Start of Recorded information

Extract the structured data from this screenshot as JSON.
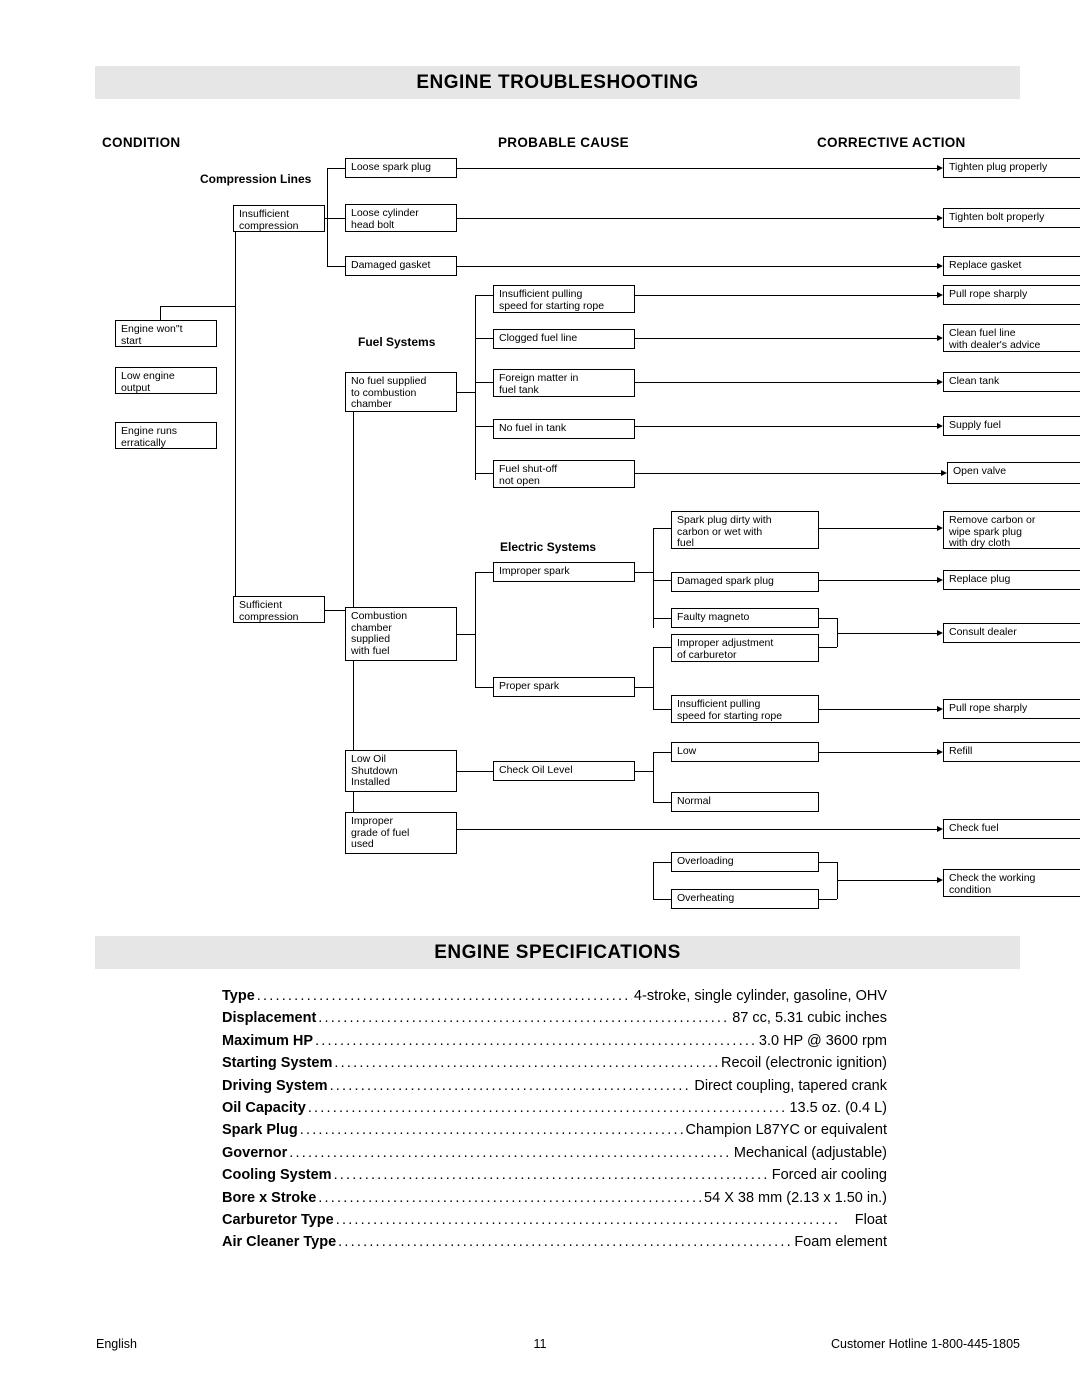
{
  "sections": {
    "troubleshooting_title": "ENGINE TROUBLESHOOTING",
    "specs_title": "ENGINE SPECIFICATIONS"
  },
  "diagram": {
    "columns": {
      "condition": "CONDITION",
      "probable_cause": "PROBABLE CAUSE",
      "corrective_action": "CORRECTIVE ACTION"
    },
    "group_labels": {
      "compression": "Compression Lines",
      "fuel": "Fuel Systems",
      "electric": "Electric Systems"
    },
    "conditions": [
      "Engine won\"t\nstart",
      "Low engine\noutput",
      "Engine runs\nerratically"
    ],
    "branches": [
      "Insufficient\ncompression",
      "Sufficient\ncompression"
    ],
    "causes": {
      "loose_spark_plug": "Loose spark plug",
      "loose_cylinder_head_bolt": "Loose cylinder\nhead bolt",
      "damaged_gasket": "Damaged gasket",
      "insufficient_pulling_speed": "Insufficient pulling\nspeed for starting rope",
      "clogged_fuel_line": "Clogged fuel line",
      "foreign_matter": "Foreign matter in\nfuel tank",
      "no_fuel_in_tank": "No fuel in tank",
      "fuel_shutoff": "Fuel shut-off\nnot open",
      "no_fuel_supplied": "No fuel supplied\nto combustion\nchamber",
      "combustion_chamber_supplied": "Combustion\nchamber\nsupplied\nwith fuel",
      "improper_spark": "Improper spark",
      "proper_spark": "Proper spark",
      "spark_plug_dirty": "Spark plug dirty with\ncarbon or wet with\nfuel",
      "damaged_spark_plug": "Damaged spark plug",
      "faulty_magneto": "Faulty magneto",
      "improper_adjustment": "Improper adjustment\nof carburetor",
      "insufficient_pulling_speed2": "Insufficient pulling\nspeed for starting rope",
      "low_oil_shutdown": "Low Oil\nShutdown\nInstalled",
      "check_oil_level": "Check Oil Level",
      "low": "Low",
      "normal": "Normal",
      "improper_grade_fuel": "Improper\ngrade of fuel\nused",
      "overloading": "Overloading",
      "overheating": "Overheating"
    },
    "actions": {
      "tighten_plug": "Tighten plug properly",
      "tighten_bolt": "Tighten bolt properly",
      "replace_gasket": "Replace gasket",
      "pull_rope_sharply": "Pull rope sharply",
      "clean_fuel_line": "Clean fuel line\nwith dealer's advice",
      "clean_tank": "Clean tank",
      "supply_fuel": "Supply fuel",
      "open_valve": "Open valve",
      "remove_carbon": "Remove carbon or\nwipe spark plug\nwith dry cloth",
      "replace_plug": "Replace plug",
      "consult_dealer": "Consult dealer",
      "pull_rope_sharply2": "Pull rope sharply",
      "refill": "Refill",
      "check_fuel": "Check fuel",
      "check_working_condition": "Check the working\ncondition"
    }
  },
  "specs": [
    {
      "label": "Type",
      "value": "4-stroke, single cylinder, gasoline, OHV"
    },
    {
      "label": "Displacement",
      "value": "87 cc, 5.31 cubic inches"
    },
    {
      "label": "Maximum HP",
      "value": "3.0 HP @ 3600 rpm"
    },
    {
      "label": "Starting System",
      "value": "Recoil (electronic ignition)"
    },
    {
      "label": "Driving System",
      "value": "Direct coupling, tapered crank"
    },
    {
      "label": "Oil Capacity",
      "value": "13.5 oz. (0.4 L)"
    },
    {
      "label": "Spark Plug",
      "value": "Champion L87YC or equivalent"
    },
    {
      "label": "Governor",
      "value": "Mechanical (adjustable)"
    },
    {
      "label": "Cooling System",
      "value": "Forced air cooling"
    },
    {
      "label": "Bore x Stroke",
      "value": "54 X 38 mm (2.13 x 1.50 in.)"
    },
    {
      "label": "Carburetor Type",
      "value": "Float"
    },
    {
      "label": "Air Cleaner Type",
      "value": "Foam element"
    }
  ],
  "footer": {
    "language": "English",
    "page_number": "11",
    "hotline": "Customer Hotline 1-800-445-1805"
  }
}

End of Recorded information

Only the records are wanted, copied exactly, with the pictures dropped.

Extract the structured data from this screenshot as JSON.
{
  "sections": {
    "troubleshooting_title": "ENGINE TROUBLESHOOTING",
    "specs_title": "ENGINE SPECIFICATIONS"
  },
  "diagram": {
    "columns": {
      "condition": "CONDITION",
      "probable_cause": "PROBABLE CAUSE",
      "corrective_action": "CORRECTIVE ACTION"
    },
    "group_labels": {
      "compression": "Compression Lines",
      "fuel": "Fuel Systems",
      "electric": "Electric Systems"
    },
    "conditions": [
      "Engine won\"t\nstart",
      "Low engine\noutput",
      "Engine runs\nerratically"
    ],
    "branches": [
      "Insufficient\ncompression",
      "Sufficient\ncompression"
    ],
    "causes": {
      "loose_spark_plug": "Loose spark plug",
      "loose_cylinder_head_bolt": "Loose cylinder\nhead bolt",
      "damaged_gasket": "Damaged gasket",
      "insufficient_pulling_speed": "Insufficient pulling\nspeed for starting rope",
      "clogged_fuel_line": "Clogged fuel line",
      "foreign_matter": "Foreign matter in\nfuel tank",
      "no_fuel_in_tank": "No fuel in tank",
      "fuel_shutoff": "Fuel shut-off\nnot open",
      "no_fuel_supplied": "No fuel supplied\nto combustion\nchamber",
      "combustion_chamber_supplied": "Combustion\nchamber\nsupplied\nwith fuel",
      "improper_spark": "Improper spark",
      "proper_spark": "Proper spark",
      "spark_plug_dirty": "Spark plug dirty with\ncarbon or wet with\nfuel",
      "damaged_spark_plug": "Damaged spark plug",
      "faulty_magneto": "Faulty magneto",
      "improper_adjustment": "Improper adjustment\nof carburetor",
      "insufficient_pulling_speed2": "Insufficient pulling\nspeed for starting rope",
      "low_oil_shutdown": "Low Oil\nShutdown\nInstalled",
      "check_oil_level": "Check Oil Level",
      "low": "Low",
      "normal": "Normal",
      "improper_grade_fuel": "Improper\ngrade of fuel\nused",
      "overloading": "Overloading",
      "overheating": "Overheating"
    },
    "actions": {
      "tighten_plug": "Tighten plug properly",
      "tighten_bolt": "Tighten bolt properly",
      "replace_gasket": "Replace gasket",
      "pull_rope_sharply": "Pull rope sharply",
      "clean_fuel_line": "Clean fuel line\nwith dealer's advice",
      "clean_tank": "Clean tank",
      "supply_fuel": "Supply fuel",
      "open_valve": "Open valve",
      "remove_carbon": "Remove carbon or\nwipe spark plug\nwith dry cloth",
      "replace_plug": "Replace plug",
      "consult_dealer": "Consult dealer",
      "pull_rope_sharply2": "Pull rope sharply",
      "refill": "Refill",
      "check_fuel": "Check fuel",
      "check_working_condition": "Check the working\ncondition"
    }
  },
  "specs": [
    {
      "label": "Type",
      "value": "4-stroke, single cylinder, gasoline, OHV"
    },
    {
      "label": "Displacement",
      "value": "87 cc, 5.31 cubic inches"
    },
    {
      "label": "Maximum HP",
      "value": "3.0 HP @ 3600 rpm"
    },
    {
      "label": "Starting System",
      "value": "Recoil (electronic ignition)"
    },
    {
      "label": "Driving System",
      "value": "Direct coupling, tapered crank"
    },
    {
      "label": "Oil Capacity",
      "value": "13.5 oz. (0.4 L)"
    },
    {
      "label": "Spark Plug",
      "value": "Champion L87YC or equivalent"
    },
    {
      "label": "Governor",
      "value": "Mechanical (adjustable)"
    },
    {
      "label": "Cooling System",
      "value": "Forced air cooling"
    },
    {
      "label": "Bore x Stroke",
      "value": "54 X 38 mm (2.13 x 1.50 in.)"
    },
    {
      "label": "Carburetor Type",
      "value": "Float"
    },
    {
      "label": "Air Cleaner Type",
      "value": "Foam element"
    }
  ],
  "footer": {
    "language": "English",
    "page_number": "11",
    "hotline": "Customer Hotline 1-800-445-1805"
  }
}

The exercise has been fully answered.